_ABOUT THIS EXERCISE_
Search the data for lines holding the word "photo". State how many there are, and nothing else.

START EXTRACTED ENTRIES

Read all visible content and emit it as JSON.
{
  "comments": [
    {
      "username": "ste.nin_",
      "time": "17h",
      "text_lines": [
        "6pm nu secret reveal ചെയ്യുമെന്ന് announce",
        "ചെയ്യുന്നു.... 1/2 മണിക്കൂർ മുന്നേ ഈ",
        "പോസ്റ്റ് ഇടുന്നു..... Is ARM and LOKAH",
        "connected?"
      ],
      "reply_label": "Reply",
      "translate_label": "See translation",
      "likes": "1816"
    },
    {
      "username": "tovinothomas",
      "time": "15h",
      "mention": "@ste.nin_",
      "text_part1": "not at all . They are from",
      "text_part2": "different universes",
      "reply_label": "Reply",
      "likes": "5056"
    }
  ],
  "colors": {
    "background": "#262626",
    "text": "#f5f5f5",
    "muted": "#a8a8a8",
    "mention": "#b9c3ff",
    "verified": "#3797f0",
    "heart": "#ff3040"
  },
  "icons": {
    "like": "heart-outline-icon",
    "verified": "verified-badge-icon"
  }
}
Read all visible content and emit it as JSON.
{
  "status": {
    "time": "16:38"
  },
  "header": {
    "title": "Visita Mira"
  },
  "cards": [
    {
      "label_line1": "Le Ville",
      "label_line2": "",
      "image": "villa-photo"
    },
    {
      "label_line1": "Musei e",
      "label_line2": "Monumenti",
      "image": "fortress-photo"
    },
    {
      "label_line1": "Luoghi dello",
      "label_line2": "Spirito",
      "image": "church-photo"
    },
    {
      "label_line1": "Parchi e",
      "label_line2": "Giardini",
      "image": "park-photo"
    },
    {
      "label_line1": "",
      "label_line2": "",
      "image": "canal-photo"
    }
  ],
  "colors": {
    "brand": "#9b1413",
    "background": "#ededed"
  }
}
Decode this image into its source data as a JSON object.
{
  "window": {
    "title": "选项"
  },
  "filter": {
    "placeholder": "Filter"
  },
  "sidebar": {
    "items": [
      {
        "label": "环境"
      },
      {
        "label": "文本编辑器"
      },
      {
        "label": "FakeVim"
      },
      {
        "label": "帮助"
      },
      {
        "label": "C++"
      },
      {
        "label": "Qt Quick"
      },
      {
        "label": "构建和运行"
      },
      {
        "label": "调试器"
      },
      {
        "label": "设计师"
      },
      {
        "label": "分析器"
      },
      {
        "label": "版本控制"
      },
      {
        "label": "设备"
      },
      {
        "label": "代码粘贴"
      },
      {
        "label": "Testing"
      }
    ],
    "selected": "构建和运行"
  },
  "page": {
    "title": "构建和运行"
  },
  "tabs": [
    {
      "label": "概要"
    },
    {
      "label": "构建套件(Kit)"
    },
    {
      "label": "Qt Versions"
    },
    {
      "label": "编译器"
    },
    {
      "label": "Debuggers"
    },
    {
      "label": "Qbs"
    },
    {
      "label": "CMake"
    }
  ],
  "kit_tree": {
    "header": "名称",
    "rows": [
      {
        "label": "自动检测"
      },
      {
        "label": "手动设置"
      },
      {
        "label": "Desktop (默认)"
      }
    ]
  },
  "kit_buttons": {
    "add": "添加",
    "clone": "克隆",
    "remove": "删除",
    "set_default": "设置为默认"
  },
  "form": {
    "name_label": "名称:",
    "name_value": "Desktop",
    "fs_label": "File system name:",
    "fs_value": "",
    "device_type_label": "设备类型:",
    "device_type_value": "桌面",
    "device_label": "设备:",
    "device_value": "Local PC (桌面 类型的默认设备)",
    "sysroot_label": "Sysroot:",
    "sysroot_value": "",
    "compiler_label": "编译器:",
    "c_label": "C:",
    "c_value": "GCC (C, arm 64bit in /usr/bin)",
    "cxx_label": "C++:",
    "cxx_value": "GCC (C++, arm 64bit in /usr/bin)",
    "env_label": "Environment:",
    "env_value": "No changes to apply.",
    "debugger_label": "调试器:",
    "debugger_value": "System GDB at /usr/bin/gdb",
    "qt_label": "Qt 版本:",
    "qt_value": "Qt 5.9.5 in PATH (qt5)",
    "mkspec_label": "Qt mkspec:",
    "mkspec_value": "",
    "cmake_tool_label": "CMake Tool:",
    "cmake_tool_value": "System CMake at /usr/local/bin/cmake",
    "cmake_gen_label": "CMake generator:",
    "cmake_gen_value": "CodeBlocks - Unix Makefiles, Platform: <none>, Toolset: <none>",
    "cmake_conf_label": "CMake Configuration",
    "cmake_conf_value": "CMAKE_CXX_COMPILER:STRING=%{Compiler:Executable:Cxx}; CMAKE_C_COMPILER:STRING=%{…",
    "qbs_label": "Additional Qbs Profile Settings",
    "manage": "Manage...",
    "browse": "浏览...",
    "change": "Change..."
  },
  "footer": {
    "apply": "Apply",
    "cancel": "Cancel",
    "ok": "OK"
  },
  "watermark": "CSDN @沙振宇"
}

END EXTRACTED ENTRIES

_REPLY_
5